31-2 The Spectrum of Atomic Hydrogen Hydrogen is responsible for the red color of this emission nebula.
31-2 The Spectrum of Atomic Hydrogen Each atom has its own particular pattern of emission lines. If white light passes through, it absorbs at the same frequencies seen in the emission spectrum.
31-2 The Spectrum of Atomic Hydrogen The wavelengths in the visible spectrum of hydrogen are given by: R is the Rydberg constant: This is called the Balmer series of spectral lines.
Find the wavelength of the Balmer series spectral line corresponding to n = 12. ans: 375 nm
31-2 The Spectrum of Atomic Hydrogen To find all the series of hydrogen, the following general formula can be used:
31-3 Bohr’s Model of the Hydrogen Atom Assumptions of the Bohr model: The electron in a hydrogen atom moves in a circular orbit around the nucleus. Only certain orbits are allowed Electrons in allowed orbits do not radiate. Radiation is emitted when an electron changes from one orbit to another, with frequency given by:
31-3 Bohr’s Model of the Hydrogen Atom The total mechanical energy of an electron in a Bohr orbit is the sum of its kinetic and potential energies. After some algebraic manipulation, and substituting known values of constants, we find: The lowest energy is called the ground state. Most atoms at room temperature are in the ground state.
Find the energy of the photon required to excite a hydrogen atom from the n = 6 state to the n = 8 state. ans: 0.165 eV
31-4 de Broglie Waves and the Bohr Model De Broglie proposed that the allowed orbits were those which comprised an integral number of wavelengths of the electron – a kind of standing wave.
What is the radius of the hydrogen-atom Bohr orbit shown in the figure? ans: 1.32e-09 m

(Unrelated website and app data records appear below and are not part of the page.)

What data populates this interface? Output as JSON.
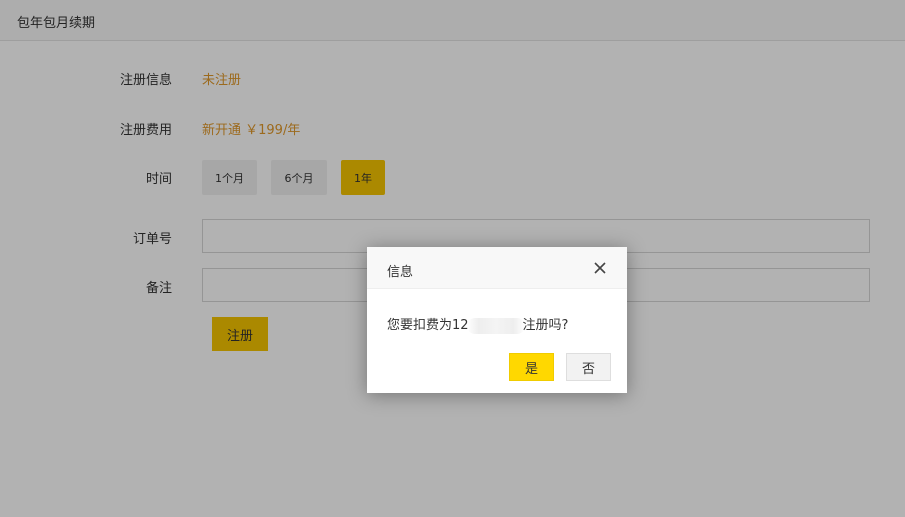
{
  "header": {
    "title": "包年包月续期"
  },
  "form": {
    "reg_info_label": "注册信息",
    "reg_info_value": "未注册",
    "reg_fee_label": "注册费用",
    "reg_fee_value": "新开通 ￥199/年",
    "time_label": "时间",
    "durations": [
      {
        "label": "1个月",
        "selected": false
      },
      {
        "label": "6个月",
        "selected": false
      },
      {
        "label": "1年",
        "selected": true
      }
    ],
    "order_label": "订单号",
    "order_value": "",
    "remark_label": "备注",
    "remark_value": "",
    "submit_label": "注册"
  },
  "dialog": {
    "title": "信息",
    "message_prefix": "您要扣费为12",
    "message_suffix": "注册吗?",
    "yes_label": "是",
    "no_label": "否",
    "close_icon": "close-icon"
  },
  "colors": {
    "accent": "#f5c400",
    "orange_text": "#e0982a",
    "overlay": "rgba(0,0,0,0.30)"
  }
}
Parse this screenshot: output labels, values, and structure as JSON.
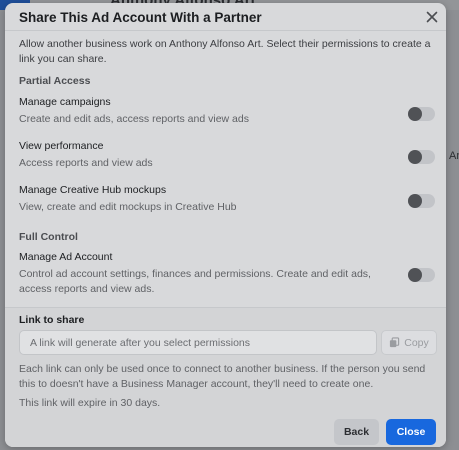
{
  "background": {
    "page_title": "Anthony Alfonso Art",
    "side_text": "Ar"
  },
  "modal": {
    "title": "Share This Ad Account With a Partner",
    "close_icon": "close-icon",
    "intro": "Allow another business work on Anthony Alfonso Art. Select their permissions to create a link you can share.",
    "partial_access": {
      "label": "Partial Access",
      "permissions": [
        {
          "title": "Manage campaigns",
          "description": "Create and edit ads, access reports and view ads",
          "enabled": false
        },
        {
          "title": "View performance",
          "description": "Access reports and view ads",
          "enabled": false
        },
        {
          "title": "Manage Creative Hub mockups",
          "description": "View, create and edit mockups in Creative Hub",
          "enabled": false
        }
      ]
    },
    "full_control": {
      "label": "Full Control",
      "permissions": [
        {
          "title": "Manage Ad Account",
          "description": "Control ad account settings, finances and permissions. Create and edit ads, access reports and view ads.",
          "enabled": false
        }
      ]
    },
    "link": {
      "title": "Link to share",
      "placeholder": "A link will generate after you select permissions",
      "copy_label": "Copy",
      "copy_icon": "copy-icon",
      "note": "Each link can only be used once to connect to another business. If the person you send this to doesn't have a Business Manager account, they'll need to create one.",
      "expire": "This link will expire in 30 days."
    },
    "buttons": {
      "back": "Back",
      "close": "Close"
    }
  },
  "colors": {
    "primary": "#1868de",
    "overlay": "#8d8f93",
    "toggle_track": "#c2c4c8",
    "toggle_knob": "#505256"
  }
}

31-5 The Quantum Mechanical Hydrogen Atom In the Schrödinger theory of quantum mechanics, the electron is described by a wave function, which gives the probability of finding the electron at a given position. This is the ground state of hydrogen.
31-5 The Quantum Mechanical Hydrogen Atom (a) n = 2, l = 0; (b) n = 2, l = 1
31-6 Multielectron Atoms and the Periodic Table The Pauli exclusion principle states that only one electron may be in each quantum state: Only one electron at a time may have a particular set of quantum numbers, n, l, m l, and m s. Once a particular state is occupied, other electrons are excluded from that state. Therefore, if electrons are added to an atom, they must go into higher and higher energy states.
31-6 Multielectron Atoms and the Periodic Table Each energy level can accommodate a certain number of electrons, depending on n.
31-7 Atomic Radiation X-rays are emitted when highly energetic electrons strike a metal target. If the electrons have enough energy, they can knock out a K-shell ( n = 1) electron in a multielectron atom. Due to the large charge of the nucleus, this can take an energy of tens of thousands of electron volts.
31-7 Atomic Radiation X-rays are used for medical imaging, among other applications.
31-7 Atomic Radiation The energy of a K-shell electron is given by:
Using the Bohr model, estimate the energy of a K X-ray emitted by cobalt Z=27. answer: 6.9 keV
31-7 Atomic Radiation The word “laser” is an acronym for light amplification by the stimulated emission of radiation. Spontaneous emission occurs when an electron in an excited state drops to a lower state, emitting a photon in the process. The photons are emitted in random directions.
31-7 Atomic Radiation Stimulated emission occurs when the atom is bombarded with photons of the emission wavelength; this stimulates the transition to occur.
31-7 Atomic Radiation Fluorescence and phosphorescence occur when electrons emit photons of various frequencies when returning to the ground state. In fluorescence, ultraviolet light excites atoms into metastable states. They then decay in two or more steps, emitting visible light. This is how “black lights” work.
31-7 Atomic Radiation Phosphorescence is similar, except that the excited state is metastable, allowing the object to continue to glow long after light has ceased falling on it. This is how glow-in-the-dark paints and plastics work.